In its ongoing effort to remediate the degraded condition of Georgica Pond, which has experienced toxic algal blooms every summer since 2012, a group of pondfront property owners sought and received permission from the East Hampton Town Trustees to take part in a sediment chronology study.
Sara Davison, executive director of the Friends of Georgica Pond Foundation, presented a proposal at the trustees’ meeting on Monday that a mechanized vessel be used to extract a one-meter-long, four-inch-diameter core of the pond bottom in the coming summer. The proposal is a collaboration of the Gobler Lab at Stony Brook University’s School of Marine and Atmospheric Sciences and Matthew Waters of Auburn University’s department of crop, soil, and environmental sciences, whom Ms. Davison described as an expert on lake coring.
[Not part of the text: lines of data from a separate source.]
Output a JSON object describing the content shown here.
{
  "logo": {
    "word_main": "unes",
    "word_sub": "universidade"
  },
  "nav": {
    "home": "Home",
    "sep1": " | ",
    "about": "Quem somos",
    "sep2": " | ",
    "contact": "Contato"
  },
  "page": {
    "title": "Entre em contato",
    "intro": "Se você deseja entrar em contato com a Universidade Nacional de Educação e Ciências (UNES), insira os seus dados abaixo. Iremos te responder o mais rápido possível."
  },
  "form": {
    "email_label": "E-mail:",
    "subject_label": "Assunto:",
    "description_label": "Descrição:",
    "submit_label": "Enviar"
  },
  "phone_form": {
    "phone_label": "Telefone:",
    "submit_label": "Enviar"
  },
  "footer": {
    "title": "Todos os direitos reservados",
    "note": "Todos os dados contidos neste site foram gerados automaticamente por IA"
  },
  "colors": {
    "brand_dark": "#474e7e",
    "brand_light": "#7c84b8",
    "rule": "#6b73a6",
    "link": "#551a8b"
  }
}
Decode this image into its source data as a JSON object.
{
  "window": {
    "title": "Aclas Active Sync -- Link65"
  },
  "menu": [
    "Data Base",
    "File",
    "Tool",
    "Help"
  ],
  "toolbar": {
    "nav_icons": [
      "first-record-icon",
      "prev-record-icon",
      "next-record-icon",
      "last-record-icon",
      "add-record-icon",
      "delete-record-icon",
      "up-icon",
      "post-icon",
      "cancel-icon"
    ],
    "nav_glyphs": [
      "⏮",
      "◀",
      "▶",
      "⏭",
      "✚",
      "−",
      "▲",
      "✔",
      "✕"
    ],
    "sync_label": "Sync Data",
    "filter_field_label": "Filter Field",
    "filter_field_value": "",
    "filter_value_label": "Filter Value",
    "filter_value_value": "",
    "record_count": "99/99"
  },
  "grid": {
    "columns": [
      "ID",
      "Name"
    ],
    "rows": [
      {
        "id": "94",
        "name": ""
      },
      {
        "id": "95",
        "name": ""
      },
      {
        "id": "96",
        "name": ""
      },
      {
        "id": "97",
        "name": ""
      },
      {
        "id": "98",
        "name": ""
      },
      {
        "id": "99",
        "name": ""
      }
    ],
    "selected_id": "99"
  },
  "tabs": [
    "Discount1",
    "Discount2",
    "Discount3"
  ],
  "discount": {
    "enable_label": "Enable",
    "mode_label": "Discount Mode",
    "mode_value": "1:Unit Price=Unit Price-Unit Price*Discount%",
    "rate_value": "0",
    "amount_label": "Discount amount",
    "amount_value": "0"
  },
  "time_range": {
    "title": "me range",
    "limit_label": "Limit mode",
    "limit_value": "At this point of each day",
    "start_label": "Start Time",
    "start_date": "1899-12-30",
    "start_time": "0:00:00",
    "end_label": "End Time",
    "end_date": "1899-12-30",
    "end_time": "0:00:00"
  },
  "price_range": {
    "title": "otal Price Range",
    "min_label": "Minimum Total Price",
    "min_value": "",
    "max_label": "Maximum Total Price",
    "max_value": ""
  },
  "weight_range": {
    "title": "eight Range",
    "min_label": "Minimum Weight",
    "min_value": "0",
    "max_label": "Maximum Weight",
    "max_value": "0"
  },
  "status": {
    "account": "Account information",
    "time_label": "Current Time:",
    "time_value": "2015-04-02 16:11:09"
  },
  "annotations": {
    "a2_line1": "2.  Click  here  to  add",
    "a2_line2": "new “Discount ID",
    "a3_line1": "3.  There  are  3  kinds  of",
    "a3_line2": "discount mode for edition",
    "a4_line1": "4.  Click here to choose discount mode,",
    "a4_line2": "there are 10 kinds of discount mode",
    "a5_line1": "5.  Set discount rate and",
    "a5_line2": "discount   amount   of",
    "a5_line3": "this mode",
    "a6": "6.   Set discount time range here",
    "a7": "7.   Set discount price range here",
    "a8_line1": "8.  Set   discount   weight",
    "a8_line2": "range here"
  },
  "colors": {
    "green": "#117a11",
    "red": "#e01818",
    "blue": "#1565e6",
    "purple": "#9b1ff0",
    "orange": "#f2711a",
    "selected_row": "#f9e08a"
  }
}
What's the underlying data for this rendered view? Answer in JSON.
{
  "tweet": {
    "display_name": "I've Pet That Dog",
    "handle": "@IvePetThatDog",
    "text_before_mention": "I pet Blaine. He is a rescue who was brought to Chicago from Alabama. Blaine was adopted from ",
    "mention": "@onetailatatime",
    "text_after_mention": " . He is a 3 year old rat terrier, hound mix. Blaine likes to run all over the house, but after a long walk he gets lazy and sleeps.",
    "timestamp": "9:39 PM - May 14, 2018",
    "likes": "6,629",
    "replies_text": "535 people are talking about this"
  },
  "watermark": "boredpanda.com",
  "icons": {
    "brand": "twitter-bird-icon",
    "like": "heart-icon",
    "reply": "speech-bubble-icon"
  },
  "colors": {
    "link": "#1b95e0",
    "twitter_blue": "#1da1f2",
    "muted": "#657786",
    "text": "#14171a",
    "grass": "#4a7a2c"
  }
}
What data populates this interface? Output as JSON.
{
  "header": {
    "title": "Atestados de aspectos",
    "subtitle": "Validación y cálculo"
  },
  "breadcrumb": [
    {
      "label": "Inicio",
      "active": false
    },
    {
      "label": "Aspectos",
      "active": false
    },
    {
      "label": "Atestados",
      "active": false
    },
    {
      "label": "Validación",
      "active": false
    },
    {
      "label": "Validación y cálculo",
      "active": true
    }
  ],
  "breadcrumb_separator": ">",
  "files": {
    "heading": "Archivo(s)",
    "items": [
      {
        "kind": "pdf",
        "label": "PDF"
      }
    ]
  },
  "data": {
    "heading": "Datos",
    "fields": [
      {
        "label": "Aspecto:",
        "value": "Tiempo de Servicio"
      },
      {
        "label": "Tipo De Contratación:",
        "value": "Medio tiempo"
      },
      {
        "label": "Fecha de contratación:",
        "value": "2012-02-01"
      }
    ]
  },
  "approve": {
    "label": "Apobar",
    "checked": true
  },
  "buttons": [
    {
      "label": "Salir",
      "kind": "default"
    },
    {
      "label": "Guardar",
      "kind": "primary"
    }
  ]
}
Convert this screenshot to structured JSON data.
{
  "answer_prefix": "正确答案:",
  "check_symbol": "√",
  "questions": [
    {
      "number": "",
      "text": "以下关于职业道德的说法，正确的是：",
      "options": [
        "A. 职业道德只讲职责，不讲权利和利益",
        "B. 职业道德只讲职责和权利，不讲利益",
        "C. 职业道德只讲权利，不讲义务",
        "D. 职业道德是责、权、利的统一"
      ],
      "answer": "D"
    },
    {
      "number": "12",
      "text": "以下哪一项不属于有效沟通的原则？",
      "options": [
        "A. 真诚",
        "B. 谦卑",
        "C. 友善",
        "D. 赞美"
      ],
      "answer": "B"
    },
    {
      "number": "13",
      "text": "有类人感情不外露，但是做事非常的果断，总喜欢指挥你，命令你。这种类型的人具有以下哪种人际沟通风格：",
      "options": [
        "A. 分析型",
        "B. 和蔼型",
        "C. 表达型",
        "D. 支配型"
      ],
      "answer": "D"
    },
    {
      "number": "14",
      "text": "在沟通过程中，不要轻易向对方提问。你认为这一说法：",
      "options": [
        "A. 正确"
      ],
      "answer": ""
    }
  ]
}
Georgica Pond is eutrophic, with excessive nitrogen inputs from ground and surface water runoff feeding dense plant life, the decomposition of which is blamed for choking the pond of oxygen, the condition known as hypoxia. To combat that decomposition, the Friends of Georgica Pond Foundation has operated an aquatic weed harvester in recent summers to remove macroalgae before its decomposition can promote blooms of cyanobacteria, the blue-green algae that have beset the pond annually. (The group recently received permission to operate the harvester again this year.)
“Paleolimnological studies that employ sediment coring,” according to the proposal, “offer an opportunity to explore and reconstruct the history of eutrophication [harmful algal blooms] and other algae in Georgica Pond and may, in turn, provide insight regarding the history of the watershed.” Paleolimnological studies are based on analyses of sediment cores and biological records.
The proposal is part of a larger project. “They’re designing an experiment for several lakes on Long Island,” Ms. Davison said, “and they would like to include Georgica Pond.”
Dr. Waters is the author of “A 4,700-Year History of Cyanobacteria Toxin Production in a Shallow Subtropical Lake,” a study in which sediment coring revealed three periods of toxin abundance, only one of which was associated with recent, European settlement in the Lake Griffin watershed in central Florida.
The hope, Ms. Davison said, is “to learn more about the commonness of blue-green algae in the environment of Georgica Pond” and how it relates to land use.
The core will be split between the labs at Stony Brook and Auburn. At the latter its strata will be aged using isotopes and analyzed for levels of organic carbon, organic nitrogen, and other geochemical parameters. “The geochronology of algal communities will be assessed via quantification of algal pigments, algal toxins, harmful algal blooms, and associated toxin synthesis genes within the core,” according to the proposal.